What is regulated bridging and how can it help high net worth individuals grab great deals.
Spotted a can’t-miss property opportunity but don’t have the liquid cash to go for it? Regulated bridging finance could be an option for high net worth individuals looking to bag a deal on their new home. Used for short-term borrowing where you know you’ll have the money to pay it back further down the line, bridging loans are a great way to make your money work smarter.
Here’s everything you need to know to make bridging finance work for you.
What is bridging finance?
Bridging loans are exactly that – a financial ‘bridge’ to meet a shortfall between outgoing and incoming cash in the short term. Terms are usually 12 months and interest is ‘rolled up’, so you pay nothing back during the life of the loan, instead paying back the initial borrowing plus interest when the term is complete.
What can I use regulated bridging finance to fund?
You can use a regulated bridging loan to fund purchases of residential properties when you’re selling your home and buying another but need to keep things moving if a chain breaks, or you need to move faster than those below you in the chain are able to move.
Regulated bridging finance relies on you using you own home as security and having an exit strategy to pay it off in the short-term – usually the sale on your current property or the liquidating of investments to cover the costs of moving up the property ladder.
Why would I choose a bridging loan over a standard loan?
Unlike standard loans, bridging loan applications are assessed based on your ability to pay them back, rather than on incomings and outgoings. This can be really helpful if you’ve got a complex income, or your money is tied up in investments you’re planning to cash in to cover the cost of an opportunity.

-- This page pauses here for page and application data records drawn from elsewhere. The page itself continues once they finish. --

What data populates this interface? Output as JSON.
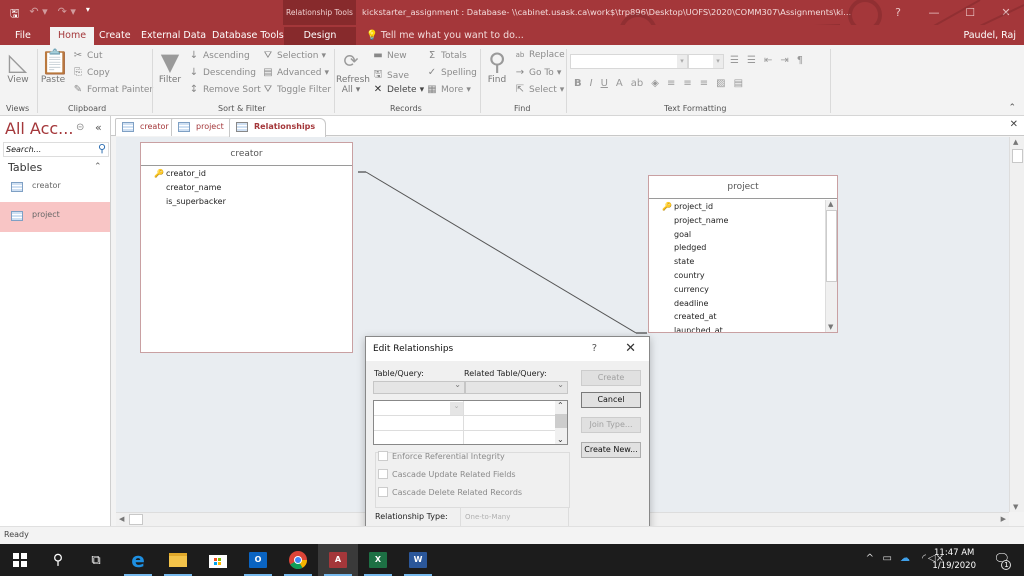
{
  "titlebar": {
    "qat": {
      "save_icon": "save-icon",
      "undo_icon": "undo-icon",
      "redo_icon": "redo-icon",
      "customize_icon": "customize-qat-icon"
    },
    "context_tool": "Relationship Tools",
    "title": "kickstarter_assignment : Database- \\\\cabinet.usask.ca\\work$\\trp896\\Desktop\\UOFS\\2020\\COMM307\\Assignments\\ki...",
    "help": "?",
    "minimize": "—",
    "restore": "☐",
    "close": "✕"
  },
  "tabs": {
    "items": [
      {
        "label": "File"
      },
      {
        "label": "Home"
      },
      {
        "label": "Create"
      },
      {
        "label": "External Data"
      },
      {
        "label": "Database Tools"
      },
      {
        "label": "Design"
      }
    ],
    "active": "Home",
    "tell_me": "Tell me what you want to do...",
    "user": "Paudel, Raj"
  },
  "ribbon": {
    "views": {
      "view": "View",
      "label": "Views"
    },
    "clipboard": {
      "paste": "Paste",
      "cut": "Cut",
      "copy": "Copy",
      "format_painter": "Format Painter",
      "label": "Clipboard"
    },
    "sort_filter": {
      "filter": "Filter",
      "ascending": "Ascending",
      "descending": "Descending",
      "remove_sort": "Remove Sort",
      "selection": "Selection",
      "advanced": "Advanced",
      "toggle_filter": "Toggle Filter",
      "label": "Sort & Filter"
    },
    "records": {
      "refresh_all": "Refresh",
      "refresh_all_2": "All",
      "new": "New",
      "save": "Save",
      "delete": "Delete",
      "totals": "Totals",
      "spelling": "Spelling",
      "more": "More",
      "label": "Records"
    },
    "find": {
      "find": "Find",
      "replace": "Replace",
      "go_to": "Go To",
      "select": "Select",
      "label": "Find"
    },
    "text_formatting": {
      "bold": "B",
      "italic": "I",
      "underline": "U",
      "font_color": "A",
      "label": "Text Formatting"
    }
  },
  "nav": {
    "title": "All Acc...",
    "search_placeholder": "Search...",
    "group": "Tables",
    "items": [
      {
        "label": "creator",
        "selected": false
      },
      {
        "label": "project",
        "selected": true
      }
    ]
  },
  "doc_tabs": [
    {
      "label": "creator"
    },
    {
      "label": "project"
    },
    {
      "label": "Relationships",
      "active": true
    }
  ],
  "tables": {
    "creator": {
      "title": "creator",
      "fields": [
        {
          "name": "creator_id",
          "key": true
        },
        {
          "name": "creator_name",
          "key": false
        },
        {
          "name": "is_superbacker",
          "key": false
        }
      ]
    },
    "project": {
      "title": "project",
      "fields": [
        {
          "name": "project_id",
          "key": true
        },
        {
          "name": "project_name",
          "key": false
        },
        {
          "name": "goal",
          "key": false
        },
        {
          "name": "pledged",
          "key": false
        },
        {
          "name": "state",
          "key": false
        },
        {
          "name": "country",
          "key": false
        },
        {
          "name": "currency",
          "key": false
        },
        {
          "name": "deadline",
          "key": false
        },
        {
          "name": "created_at",
          "key": false
        },
        {
          "name": "launched_at",
          "key": false
        }
      ]
    }
  },
  "dialog": {
    "title": "Edit Relationships",
    "help": "?",
    "close": "✕",
    "table_query_label": "Table/Query:",
    "related_label": "Related Table/Query:",
    "table_query_value": "",
    "related_value": "",
    "buttons": {
      "create": "Create",
      "cancel": "Cancel",
      "join_type": "Join Type...",
      "create_new": "Create New..."
    },
    "checkboxes": [
      {
        "label": "Enforce Referential Integrity",
        "checked": false
      },
      {
        "label": "Cascade Update Related Fields",
        "checked": false
      },
      {
        "label": "Cascade Delete Related Records",
        "checked": false
      }
    ],
    "relationship_type_label": "Relationship Type:",
    "relationship_type_value": "One-to-Many"
  },
  "status": {
    "text": "Ready"
  },
  "taskbar": {
    "apps": [
      "start",
      "search",
      "task-view",
      "edge",
      "file-explorer",
      "store",
      "outlook",
      "chrome",
      "access",
      "excel",
      "word"
    ],
    "time": "11:47 AM",
    "date": "1/19/2020",
    "notifications": "1"
  }
}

Specialist lenders like Together will look instead at your exit strategy – for example, if you’re planning to sell two properties in your portfolio to fund a larger property purchase, expecting an inheritance or waiting for a dividend to land - to make a decision on whether a regulated bridging loan is the right fit for you.
Bridging loans are typically quicker to arrange, which means you won’t have to miss out on a deal because you’re waiting for money to arrive. Together are often able to approve borrowing in a matter of hours for substantial sums of money – vital if securing funding quickly could make or break your deal.
Do I have to pay a regulated bridging loan back monthly?
No, with a regulated bridging loan from Together you just pay back what you’ve borrowed, plus interest and fees at the end of the loan period. Plus, there’s no early repayment charge, so you can pay the money back as soon as you like, so you could pay very little interest.
What interest rate will I get on regulated bridging finance?
The interest rate you’ll be offered is set based on what you're using the bridging loan for – for example, the type and value of the property you're using to secure the loan, how much you need to borrow and whether you have any other loans secured against the property.
Got a need for short-term regulated bridging finance? Together Premier offers a concierge service for high net worth individuals to create an offer tailored perfectly to you. Contact Together to find out how we can support your ambitions.
All content factually correct at the time of publishing.
Articles on our website are designed to be useful for our customers, and potential customers. A variety of different topics are covered, touching on legal, taxation, financial, and practical issues. However, we offer no warranty or assurance that the content is accurate in all respects, and you should not therefore act in reliance on any of the information presented here. We would always recommend that you consult with qualified professionals with specific knowledge of your circumstances before proceeding (for example: a solicitor, surveyor or accountant, as the case may be).
Lending decisions are subject to an affordability/creditworthiness assessment.
Any property used as security, including your home, may be repossessed if you do not keep up repayments on your mortgage or any other debt secured on it.